“Parents should make sure their children aren’t playing on damaged trees and they should keep a look out for downed power lines,” said Loden. “It takes time to remove debris and fix the power lines, and they represent serious hazards until they are repaired.”
The best time to assemble a kit, or check and restock its contents, is now – or the next immediate opportunity when you’re at home or out shopping and can easily gather the must-have items, Loden noted. Citing “real threats” like the hurricane season (“Super-storm Sandy” in October 2012 killed 286 people and caused more than $65 billion of property damage along the East Coast) and severe late-summer storms that produce tornadoes and wide-spread power outages, he said it’s imperative for community members to act on the recommendations of emergency planners.
“Too many people wait … they don’t want to be bothered with it right now,” Loden said. “Then, a large storm knocks on our door and they’re out there trying to gather needed supplies at a time when store shelves empty quickly and coveted items, like batteries and bottled water, are nearly impossible to find.”
When building or inspecting an emergency kit, Loden advised community members to carefully consider what they or their family would need if assistance were not immediately available. At a minimum, the following items should be included:
• Food – at least a three-day supply that does not need electricity for storage or preparation
• A manual can opener
• Water – at least three gallons per person for drinking and sanitation (Don’t forget pets)
• A battery-powered (or hand-cranked) radio with weather band and extra batteries
• Flashlight(s) and extra batteries
• A first aid kit
• A written family emergency plan
Once you have the essentials, add the following recommended items:
• Wrench or pliers to turn off utilities
• Whistle to signal for help
• Prescription medications and eye wear
• Dust mask to help filter contaminated air plus plastic sheeting and duct tape to shelter where you are
• Sanitation supplies: moist towelettes, toilet paper, soap and plastic garbage bags
• Items for infants and toddlers
• Items for pets
• Local maps

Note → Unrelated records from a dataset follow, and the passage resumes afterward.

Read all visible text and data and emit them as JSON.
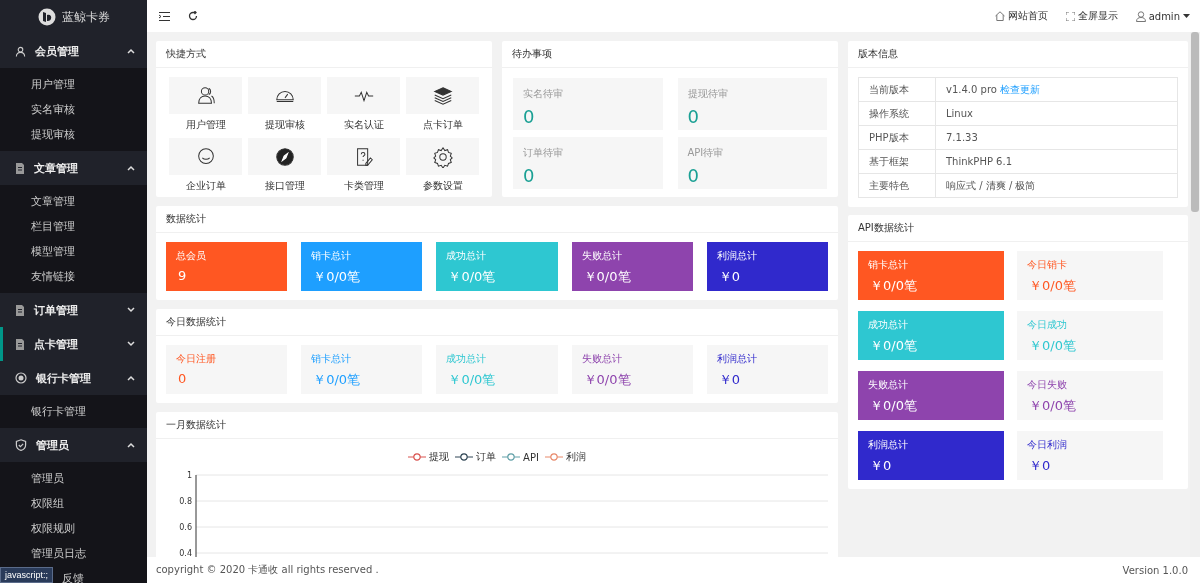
{
  "sidebar": {
    "logo": "蓝鲸卡券",
    "groups": [
      {
        "label": "会员管理",
        "expanded": true,
        "selected": false,
        "items": [
          "用户管理",
          "实名审核",
          "提现审核"
        ]
      },
      {
        "label": "文章管理",
        "expanded": true,
        "selected": false,
        "items": [
          "文章管理",
          "栏目管理",
          "模型管理",
          "友情链接"
        ]
      },
      {
        "label": "订单管理",
        "expanded": false,
        "selected": false
      },
      {
        "label": "点卡管理",
        "expanded": false,
        "selected": true
      },
      {
        "label": "银行卡管理",
        "expanded": true,
        "selected": false,
        "items": [
          "银行卡管理"
        ]
      },
      {
        "label": "管理员",
        "expanded": true,
        "selected": false,
        "items": [
          "管理员",
          "权限组",
          "权限规则",
          "管理员日志",
          "反馈"
        ]
      }
    ]
  },
  "status_tip": "javascript:;",
  "header": {
    "links": [
      "网站首页",
      "全屏显示"
    ],
    "user": "admin"
  },
  "shortcuts": {
    "title": "快捷方式",
    "items": [
      "用户管理",
      "提现审核",
      "实名认证",
      "点卡订单",
      "企业订单",
      "接口管理",
      "卡类管理",
      "参数设置"
    ]
  },
  "todo": {
    "title": "待办事项",
    "items": [
      {
        "label": "实名待审",
        "value": "0"
      },
      {
        "label": "提现待审",
        "value": "0"
      },
      {
        "label": "订单待审",
        "value": "0"
      },
      {
        "label": "API待审",
        "value": "0"
      }
    ]
  },
  "version": {
    "title": "版本信息",
    "rows": [
      {
        "label": "当前版本",
        "value": "v1.4.0 pro",
        "link": "检查更新"
      },
      {
        "label": "操作系统",
        "value": "Linux"
      },
      {
        "label": "PHP版本",
        "value": "7.1.33"
      },
      {
        "label": "基于框架",
        "value": "ThinkPHP 6.1"
      },
      {
        "label": "主要特色",
        "value": "响应式 / 清爽 / 极简"
      }
    ]
  },
  "stats": {
    "title": "数据统计",
    "tiles": [
      {
        "label": "总会员",
        "value": "9",
        "color": "#ff5722"
      },
      {
        "label": "销卡总计",
        "value": "￥0/0笔",
        "color": "#1e9fff"
      },
      {
        "label": "成功总计",
        "value": "￥0/0笔",
        "color": "#2ec7d1"
      },
      {
        "label": "失败总计",
        "value": "￥0/0笔",
        "color": "#8e44ad"
      },
      {
        "label": "利润总计",
        "value": "￥0",
        "color": "#3029cc"
      }
    ]
  },
  "today": {
    "title": "今日数据统计",
    "tiles": [
      {
        "label": "今日注册",
        "value": "0",
        "color": "#ff5722"
      },
      {
        "label": "销卡总计",
        "value": "￥0/0笔",
        "color": "#1e9fff"
      },
      {
        "label": "成功总计",
        "value": "￥0/0笔",
        "color": "#2ec7d1"
      },
      {
        "label": "失败总计",
        "value": "￥0/0笔",
        "color": "#8e44ad"
      },
      {
        "label": "利润总计",
        "value": "￥0",
        "color": "#3029cc"
      }
    ]
  },
  "monthly": {
    "title": "一月数据统计",
    "chart_data": {
      "type": "line",
      "grid": true,
      "ylim": [
        0,
        1
      ],
      "yticks": [
        0.4,
        0.6,
        0.8,
        1
      ],
      "series": [
        {
          "name": "提现",
          "color": "#d9534f"
        },
        {
          "name": "订单",
          "color": "#2f4554"
        },
        {
          "name": "API",
          "color": "#61a0a8"
        },
        {
          "name": "利润",
          "color": "#e8896b"
        }
      ]
    }
  },
  "api_stats": {
    "title": "API数据统计",
    "rows": [
      {
        "total": {
          "label": "销卡总计",
          "value": "￥0/0笔"
        },
        "today": {
          "label": "今日销卡",
          "value": "￥0/0笔"
        },
        "color": "#ff5722"
      },
      {
        "total": {
          "label": "成功总计",
          "value": "￥0/0笔"
        },
        "today": {
          "label": "今日成功",
          "value": "￥0/0笔"
        },
        "color": "#2ec7d1"
      },
      {
        "total": {
          "label": "失败总计",
          "value": "￥0/0笔"
        },
        "today": {
          "label": "今日失败",
          "value": "￥0/0笔"
        },
        "color": "#8e44ad"
      },
      {
        "total": {
          "label": "利润总计",
          "value": "￥0"
        },
        "today": {
          "label": "今日利润",
          "value": "￥0"
        },
        "color": "#3029cc"
      }
    ]
  },
  "footer": {
    "copyright": "copyright © 2020 卡通收 all rights reserved .",
    "version": "Version 1.0.0"
  }
}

• Copies of important family documents such as insurance policies, identification and bank account records in a waterproof, portable container
• Cash in small denominations or traveler’s checks and change
• Emergency reference material such as a first aid book
• Sleeping bag or warm blanket for each person (consider additional bedding if you live in a cold-weather climate)
• Complete change of clothing including a long-sleeved shirt, long pants, socks and sturdy shoes (consider additional layers if you live in a cold-weather climate)
• Household chlorine bleach and medicine dropper (when diluted in water, bleach can be used to kill germs)
• Fire extinguisher
• Matches in a waterproof container
• Feminine supplies and personal hygiene items
• Paper cups, plates and plastic knives, forks and spoons, paper towels
• Paper and pencil
Assembling and/or maintaining a well-stocked emergency supply kit provides peace of mind – knowing that you’re prepared if disaster strikes and immediate help is not available, Loden said.
To help those living in hurricane-prone areas prepare, NOAA offers hurricane preparedness tips, along with video and audio public service announcements at www.hurricanes.gov/prepare.
“It only takes one hurricane or tropical storm making landfall in your community to significantly disrupt your life,” said FEMA Deputy Administrator Joseph Nimmich. “Everyone should take action now to prepare themselves and their families for hurricanes and powerful storms. Develop a family communications plan, build an emergency supply kit for your home and take time to learn evacuation routes for your area. Knowing what to do ahead of time can literally save your life and help you bounce back stronger and faster should disaster strike in your area.”